(COVINGTON, La.) In years past, St. Paul’s seniors who were academically eligible were given the opportunity to enroll in a free period. The creation of this elective was intended to give burdened seniors a break so that they may catch up on school work and college applications, while also introducing them to the free time that they would be confronted with in the coming four years.
This year, however, free period has been replaced with the Apprenticeship Program after seniors began to request time to leave the campus and intern.
“What we learned from (free period) is that a handful of seniors each year came and said so I have this free time, can I go off campus and do this,” Principal Trevor Watkins said. “And we began to think about it, and thought, why not? That’s a good use of that time. They were making very productive use of the time elsewhere, and so it morphed away from the so called ‘free period’ towards an apprenticeship.”
According to school administration, though the free period was created to take a load off of encumbered seniors, the elective came to be abused by some. Instead of making use of the time to catch up on college essays or study for a physics test, a number of students chose to wander around campus or play hacky sack.
“We found that the students who used the free period were not necessarily the students who needed the free period,” Watkins said, “and it just became an opportunity to hang out around the campus and became a pain for a lot of people — you know, noise outside of classrooms and making a mess in the library. It didn’t work.”
This year, seniors who wished to intern at a local business had the opportunity to organize their schedules so that both of their electives were back to back, thus opening up three hours for them to travel and work during the school day. Students who take part in the program are expected to stay on track academically, follow the St. Paul’s disciplinary code while at the host site, provide their own transportation, and carry themselves in a professional manner.
Senior Beren Perry has taken on an internship at the Animal Health Clinic in downtown Covington, where he completes various tasks to assist a veterinary technician.
“The vet tech will give me any number of things to do,” Perry said. “I can pull up vaccines, go do a yearly check-in and interact with patients, or I can pull up the charts and surgeries and record the animal’s vitals.”
Though many seniors opt to pursue an internship that mirrors a career they have long envisioned themselves fulfilling, Perry elected to go out of his comfort zone.
“I haven’t really become more interested in the veterinary career,” Perry said. “Rather, I have learned that I don’t want to do anything involving veterinary medicine for sure. However, it was very interesting, and I am very happy that I got the experience.”
In the program’s first year, seniors have laid a notable foundation for future classes, working in several different fields and practices.
“We’ve got maybe 15 guys,” Watkins said, “and I would say that the apprenticeships that they are doing are fairly significant. We have a couple of students that go into surgery at the local hospital, one works with a vet, one works in physical therapy, one is in an architect’s office.

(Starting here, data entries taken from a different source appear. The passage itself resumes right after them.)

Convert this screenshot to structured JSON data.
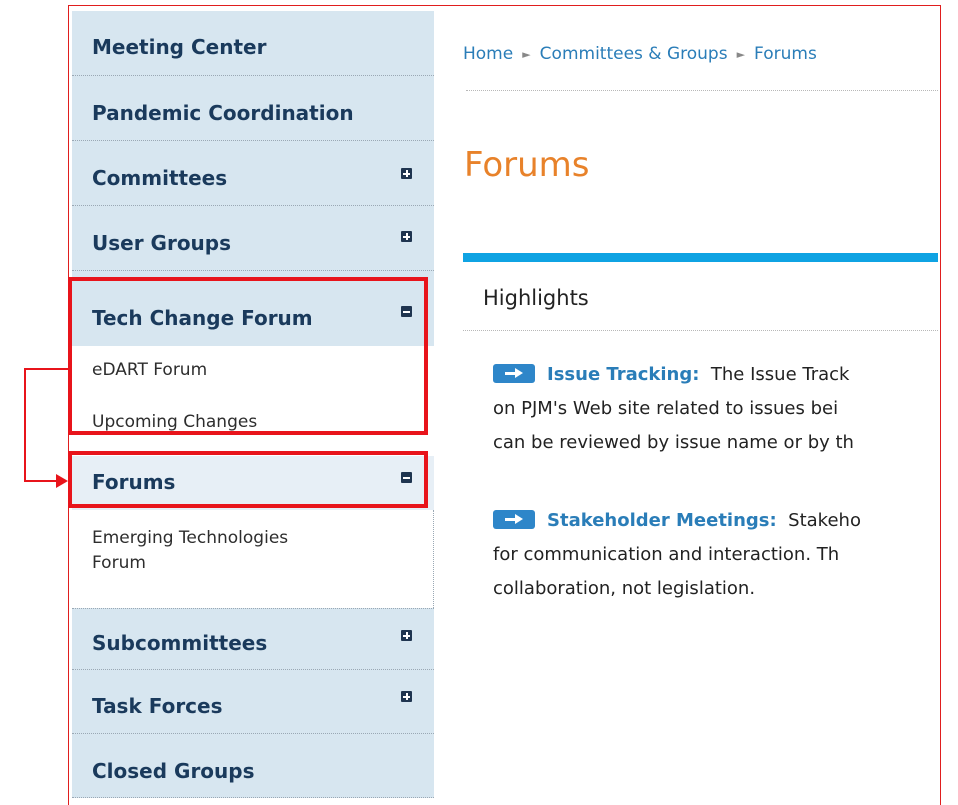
{
  "sidebar": {
    "items": [
      {
        "label": "Meeting Center"
      },
      {
        "label": "Pandemic Coordination"
      },
      {
        "label": "Committees"
      },
      {
        "label": "User Groups"
      },
      {
        "label": "Tech Change Forum",
        "subitems": [
          "eDART Forum",
          "Upcoming Changes"
        ]
      },
      {
        "label": "Forums",
        "subitems": [
          "Emerging Technologies",
          "Forum"
        ]
      },
      {
        "label": "Subcommittees"
      },
      {
        "label": "Task Forces"
      },
      {
        "label": "Closed Groups"
      }
    ]
  },
  "breadcrumb": [
    "Home",
    "Committees & Groups",
    "Forums"
  ],
  "page": {
    "title": "Forums",
    "highlights_heading": "Highlights",
    "highlights": [
      {
        "link": "Issue Tracking:",
        "line1": "The Issue Track",
        "line2": "on PJM's Web site related to issues bei",
        "line3": "can be reviewed by issue name or by th"
      },
      {
        "link": "Stakeholder Meetings:",
        "line1": "Stakeho",
        "line2": "for communication and interaction. Th",
        "line3": "collaboration, not legislation."
      }
    ]
  },
  "colors": {
    "sidebar_bg": "#d7e6f0",
    "nav_text": "#1a3a5c",
    "link": "#2a7db8",
    "title": "#e8822a",
    "highlight_bar": "#0fa3e3",
    "annotation_red": "#e8141b"
  }
}
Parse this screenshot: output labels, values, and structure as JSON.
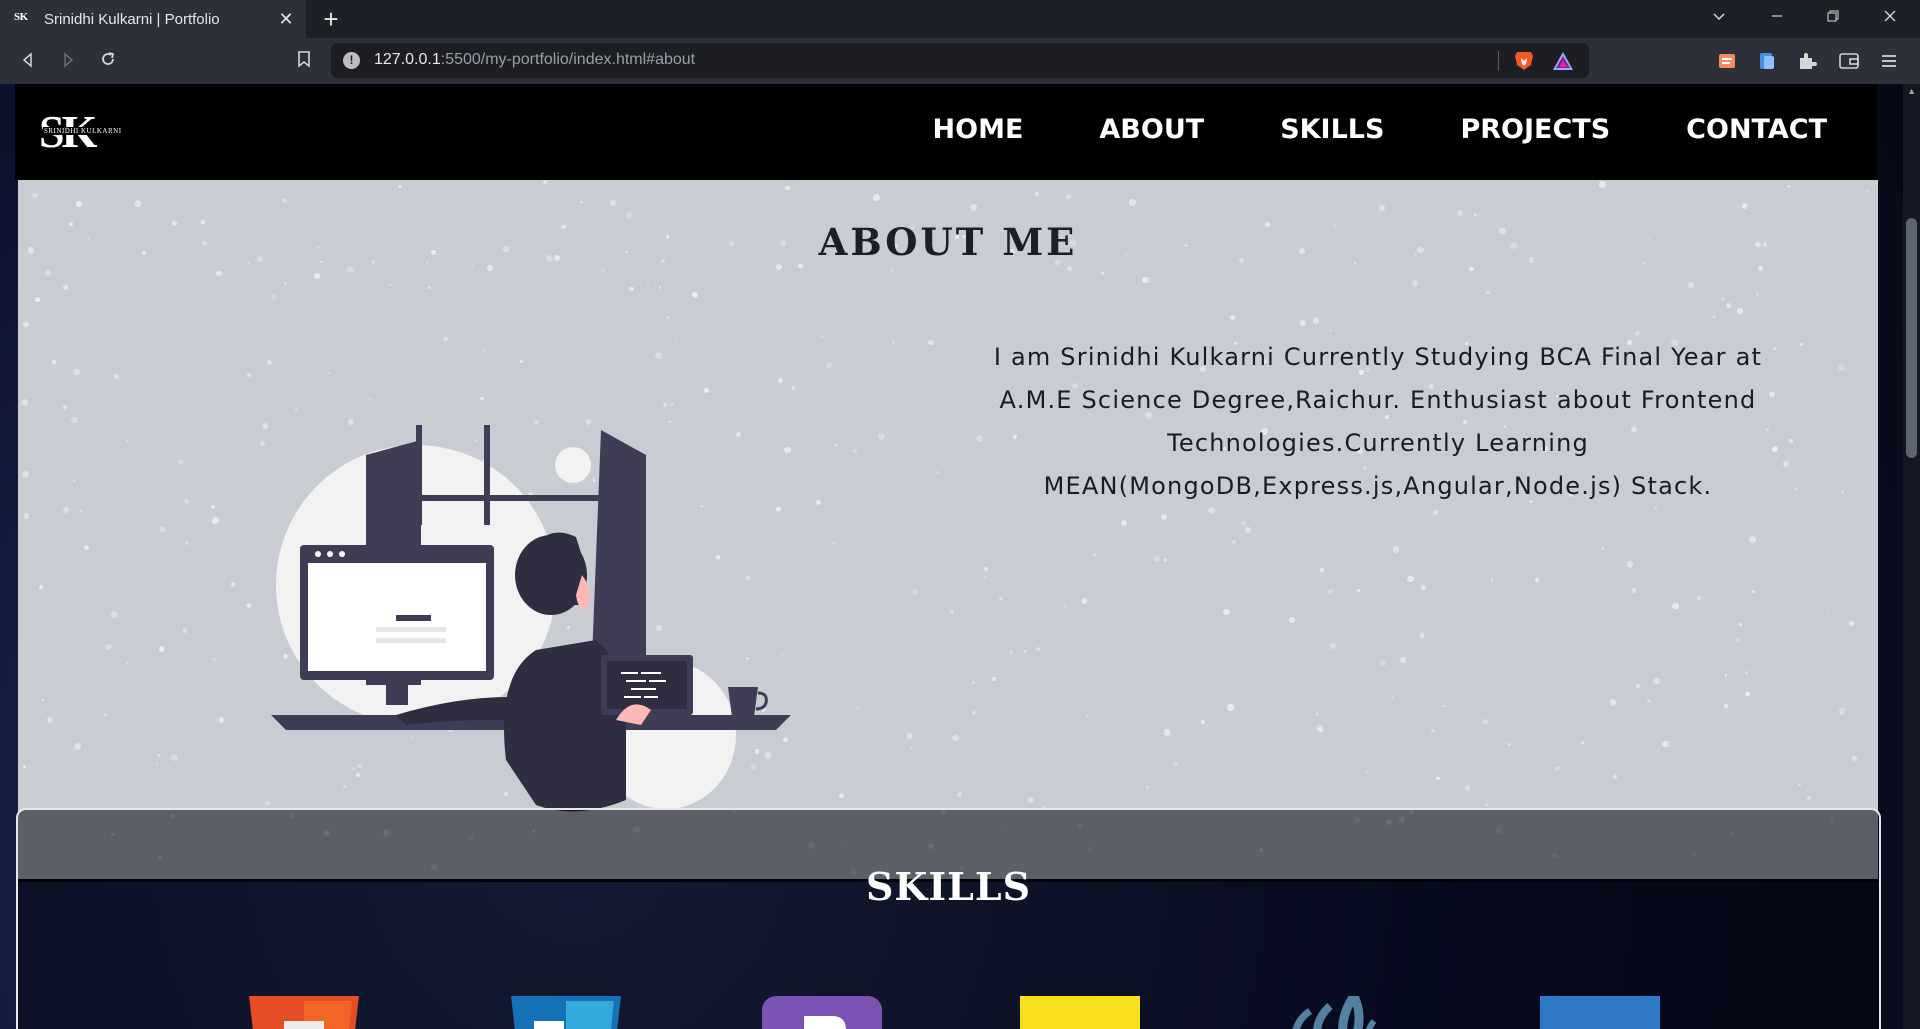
{
  "browser": {
    "tab_favicon": "SK",
    "tab_title": "Srinidhi Kulkarni | Portfolio",
    "url_host": "127.0.0.1",
    "url_rest": ":5500/my-portfolio/index.html#about",
    "icons": [
      "back-icon",
      "forward-icon",
      "reload-icon",
      "bookmark-icon",
      "site-info-icon",
      "brave-shields-icon",
      "brave-rewards-icon",
      "reading-list-icon",
      "wallet-icon",
      "extensions-icon",
      "sidebar-icon",
      "menu-icon"
    ]
  },
  "site": {
    "logo": {
      "big": "SK",
      "small": "SRINIDHI KULKARNI"
    },
    "nav": [
      {
        "label": "HOME"
      },
      {
        "label": "ABOUT"
      },
      {
        "label": "SKILLS"
      },
      {
        "label": "PROJECTS"
      },
      {
        "label": "CONTACT"
      }
    ],
    "about": {
      "title": "ABOUT ME",
      "text": "I am Srinidhi Kulkarni Currently Studying BCA Final Year at A.M.E Science Degree,Raichur. Enthusiast about Frontend Technologies.Currently Learning MEAN(MongoDB,Express.js,Angular,Node.js) Stack."
    },
    "skills": {
      "title": "SKILLS",
      "icons": [
        "html5-icon",
        "css3-icon",
        "bootstrap-icon",
        "javascript-icon",
        "java-icon",
        "typescript-icon"
      ]
    }
  },
  "colors": {
    "nav_bg": "#000000",
    "about_bg": "#c9ccd3",
    "illustration_dark": "#3f3d56",
    "html5": "#e44d26",
    "css3": "#1572b6",
    "bootstrap": "#7952b3",
    "javascript": "#f7df1e",
    "java": "#5382a1",
    "typescript": "#3178c6"
  }
}
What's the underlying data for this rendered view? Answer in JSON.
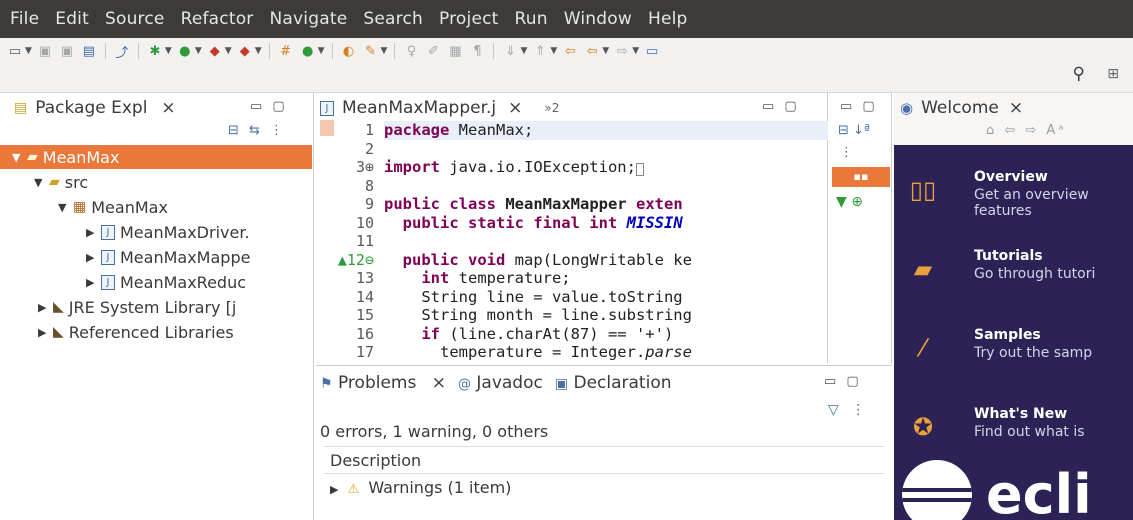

They are learning things that they could never pick up in a classroom.”
Watkins feels that the internships are good both in the sense that students may fall in love with a career or find out that they have no interest in it whatsoever.
“Two things can happen,” Watkins said. “The student can learn that that’s something they really enjoy and they would like to do, or they can learn that this is something that they really don’t like and don’t want to pursue, and that’s equally important.”
In the future, Watkins hopes to see the program evolve so that students are also using it to serve the community.
“I do wish that more of our students would take the opportunity to do not necessarily job-oriented apprenticeships but service oriented apprenticeships,” Watkins said. “Maybe to be a regular down at the food bank, to be a regular at the humane society. There’s no reason a student needs to think only in terms of a business or job.”
Students are not prohibited from earning a compensation for their apprenticeships, but they will not receive any academic or service credit from the school.
Students interested in qualifying for the apprenticeship program should inquire in the Guidance Counseling Center.